Ron Jeremy connects reality shows’ “very strong sexual themes” to porn

Last night, I moderated a debate on pornography at Stetson University between The Surreal Life 2 cast member Ron Jeremy, who of course is not best known for his appearance on reality TV, and Susan Cole, an editor at a Canadian weekly. Ron, of course, defended his industry.

I’m struggling to remember much about friendship with Tammy Faye Messner, so I was a bit surprised by his sexism, awkwardness and condescension–and also by his generally weak arguments. He also kind of insecure, it seemed. I condensed a couple hundred word bio into a few sentences, because no one likes to listen to bios, especially not of people who they already know, and when he got on stage he was very upset that I didn’t mention his degrees–two bachelors and a masters in special ed–and even grabbed for a piece of paper on my table to review, I think, what I’d been given.

As part of the debate, which wasn’t much of a debate in the true sense of the word, Ron argued that sexuality was prevalent in the media, and said, “half of reality shows have very strong sexual themes,” and minors see those all the time. But he was also saying that he was a strong advocate for not letting children have access to adult films, so I was confused.

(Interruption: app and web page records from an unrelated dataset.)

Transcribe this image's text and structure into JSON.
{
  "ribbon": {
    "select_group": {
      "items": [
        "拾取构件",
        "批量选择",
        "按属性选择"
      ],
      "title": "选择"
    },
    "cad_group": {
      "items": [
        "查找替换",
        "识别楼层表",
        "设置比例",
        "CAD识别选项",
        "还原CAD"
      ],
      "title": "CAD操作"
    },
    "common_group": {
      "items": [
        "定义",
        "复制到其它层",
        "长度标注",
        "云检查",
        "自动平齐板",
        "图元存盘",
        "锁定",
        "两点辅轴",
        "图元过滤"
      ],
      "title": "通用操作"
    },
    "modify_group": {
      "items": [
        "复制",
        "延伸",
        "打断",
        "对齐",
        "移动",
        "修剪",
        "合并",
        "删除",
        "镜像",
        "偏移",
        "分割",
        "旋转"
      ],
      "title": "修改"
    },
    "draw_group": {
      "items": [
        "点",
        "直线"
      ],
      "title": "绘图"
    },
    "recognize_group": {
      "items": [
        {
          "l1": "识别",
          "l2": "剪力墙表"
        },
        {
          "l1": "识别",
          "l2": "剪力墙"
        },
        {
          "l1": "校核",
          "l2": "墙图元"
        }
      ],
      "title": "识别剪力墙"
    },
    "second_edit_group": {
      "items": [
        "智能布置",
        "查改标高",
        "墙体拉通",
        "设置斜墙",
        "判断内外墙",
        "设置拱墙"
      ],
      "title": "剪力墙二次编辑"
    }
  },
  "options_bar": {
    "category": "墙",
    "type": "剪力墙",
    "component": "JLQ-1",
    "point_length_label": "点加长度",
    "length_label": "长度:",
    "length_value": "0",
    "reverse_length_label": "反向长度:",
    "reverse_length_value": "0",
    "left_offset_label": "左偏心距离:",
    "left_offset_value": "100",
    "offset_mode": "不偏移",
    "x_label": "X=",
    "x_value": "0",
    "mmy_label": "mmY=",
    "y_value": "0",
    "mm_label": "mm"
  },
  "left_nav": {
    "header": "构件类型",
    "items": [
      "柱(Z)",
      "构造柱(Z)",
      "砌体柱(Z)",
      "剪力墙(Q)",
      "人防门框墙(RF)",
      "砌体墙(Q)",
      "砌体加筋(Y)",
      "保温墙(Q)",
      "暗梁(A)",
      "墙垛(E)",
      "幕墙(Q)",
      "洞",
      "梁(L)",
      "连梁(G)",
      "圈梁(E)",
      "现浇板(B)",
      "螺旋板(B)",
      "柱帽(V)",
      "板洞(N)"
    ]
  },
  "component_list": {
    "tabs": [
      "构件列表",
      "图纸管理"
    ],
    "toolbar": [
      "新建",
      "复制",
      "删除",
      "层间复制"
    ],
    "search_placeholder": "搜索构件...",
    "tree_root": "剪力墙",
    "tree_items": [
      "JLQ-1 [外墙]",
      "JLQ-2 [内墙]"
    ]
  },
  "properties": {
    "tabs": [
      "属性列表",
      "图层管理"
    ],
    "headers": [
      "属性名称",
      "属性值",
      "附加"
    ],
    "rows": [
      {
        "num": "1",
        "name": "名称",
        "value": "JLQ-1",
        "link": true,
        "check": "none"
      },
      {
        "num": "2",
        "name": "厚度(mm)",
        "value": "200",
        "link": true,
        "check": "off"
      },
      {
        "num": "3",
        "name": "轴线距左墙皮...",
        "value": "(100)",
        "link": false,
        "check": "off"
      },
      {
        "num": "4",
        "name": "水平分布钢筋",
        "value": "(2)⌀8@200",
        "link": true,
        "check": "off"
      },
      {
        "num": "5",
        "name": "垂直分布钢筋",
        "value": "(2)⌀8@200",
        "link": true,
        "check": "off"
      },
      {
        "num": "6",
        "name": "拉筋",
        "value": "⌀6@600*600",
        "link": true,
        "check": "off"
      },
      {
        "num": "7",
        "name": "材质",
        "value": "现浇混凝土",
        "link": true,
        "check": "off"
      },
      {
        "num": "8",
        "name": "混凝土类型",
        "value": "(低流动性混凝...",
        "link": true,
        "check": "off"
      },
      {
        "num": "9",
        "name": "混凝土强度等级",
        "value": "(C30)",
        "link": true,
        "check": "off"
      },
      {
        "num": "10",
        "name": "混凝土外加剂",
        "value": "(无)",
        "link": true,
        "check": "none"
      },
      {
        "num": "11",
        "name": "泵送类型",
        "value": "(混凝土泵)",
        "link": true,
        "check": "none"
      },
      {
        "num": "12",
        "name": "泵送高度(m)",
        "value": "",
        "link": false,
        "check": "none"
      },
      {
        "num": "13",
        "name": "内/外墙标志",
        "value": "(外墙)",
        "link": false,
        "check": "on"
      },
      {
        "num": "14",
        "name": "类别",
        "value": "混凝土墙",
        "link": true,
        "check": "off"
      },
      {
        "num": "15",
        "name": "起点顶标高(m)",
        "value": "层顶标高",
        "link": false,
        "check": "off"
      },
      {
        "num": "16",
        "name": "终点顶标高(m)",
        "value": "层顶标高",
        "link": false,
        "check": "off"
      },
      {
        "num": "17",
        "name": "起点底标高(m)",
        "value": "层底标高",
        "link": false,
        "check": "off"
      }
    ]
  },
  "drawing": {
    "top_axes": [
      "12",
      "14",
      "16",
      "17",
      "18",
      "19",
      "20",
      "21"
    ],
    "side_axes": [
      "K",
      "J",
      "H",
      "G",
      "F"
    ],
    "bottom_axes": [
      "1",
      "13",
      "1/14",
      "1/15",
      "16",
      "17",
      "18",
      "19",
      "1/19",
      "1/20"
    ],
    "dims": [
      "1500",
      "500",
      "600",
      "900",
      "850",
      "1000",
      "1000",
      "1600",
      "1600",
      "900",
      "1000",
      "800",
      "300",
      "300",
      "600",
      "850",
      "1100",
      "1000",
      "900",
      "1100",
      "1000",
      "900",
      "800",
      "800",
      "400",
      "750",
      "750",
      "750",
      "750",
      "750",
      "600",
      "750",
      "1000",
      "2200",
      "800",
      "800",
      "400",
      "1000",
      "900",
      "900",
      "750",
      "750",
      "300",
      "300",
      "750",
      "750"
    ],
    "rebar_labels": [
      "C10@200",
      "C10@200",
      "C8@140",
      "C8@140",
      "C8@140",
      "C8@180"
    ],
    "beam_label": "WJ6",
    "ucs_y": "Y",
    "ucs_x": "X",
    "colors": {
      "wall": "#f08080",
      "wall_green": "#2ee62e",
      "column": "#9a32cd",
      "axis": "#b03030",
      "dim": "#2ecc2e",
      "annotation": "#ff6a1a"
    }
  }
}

Ron Jeremy was definitely the star people came to see, and it’s kind of amazing that he’s still so popular. He got a partial standing ovation at the start, and people took pictures throughout, and lined up after the event to get pictures and autographs. When the audience revealed by a show of hands that most had seen porn before the age of 18, he said “perverted little bastards, you are,” and they laughed.

But it seemed to me that he alienated the audience more than he won them over. Arguing that adult films use women of all shapes and sizes, for example, he talked about being in a film with plus-sized women and said the he thought he just “had sex with a fold for an hour.” When a female student would challenge him, he’d condescendingly call her “honey,” and when discussing films with rough sex, he debated having the women in the audience raise their hands if they liked rough sex, but said, “If you raise your hand, the guy behind you’s gonna take notes.” That seemed to make most people uncomfortable, as did several of his asides.

At one point during the debate, he asked me to read a marked passage from several clipped articles, which he relied on frequently but couldn’t read, apparently without glasses. His opponent objected, arguing that having me read it would give that evidence more credibility. They sort of fake argued about this, and finally she relented and he handed me the passage. I said, “Now I can say that I can do something better than Ron Jeremy.”

Zzzziiiiiiing!

Review: Married at First Sight

Marriage At First Sight

In an era of Tinder and Grindr, instant acceptance or dismissal of a potential partner, or instant sex with another body, Married at First Sight offers the thrill of watching strangers deal with the very basics of relationships.

Beyond the headline-grabbing premise, the series has turned out to be a stripped-down, authentic exploration of something very interesting. Read the full review.

about the writer

Andy Dehnart is a journalist who has covered reality television for more than 15 years and created reality blurred in 2000. A member of the Television Critics Association, his writing and criticism about television, culture, and media has appeared on NPR and in Playboy, Buzzfeed, and many other publications. Andy, 36, also directs the journalism program at Stetson University in Florida, where he teaches creative nonfiction and journalism. He has an M.F.A. in nonfiction writing and literature from Bennington College. More about reality blurred and Andy.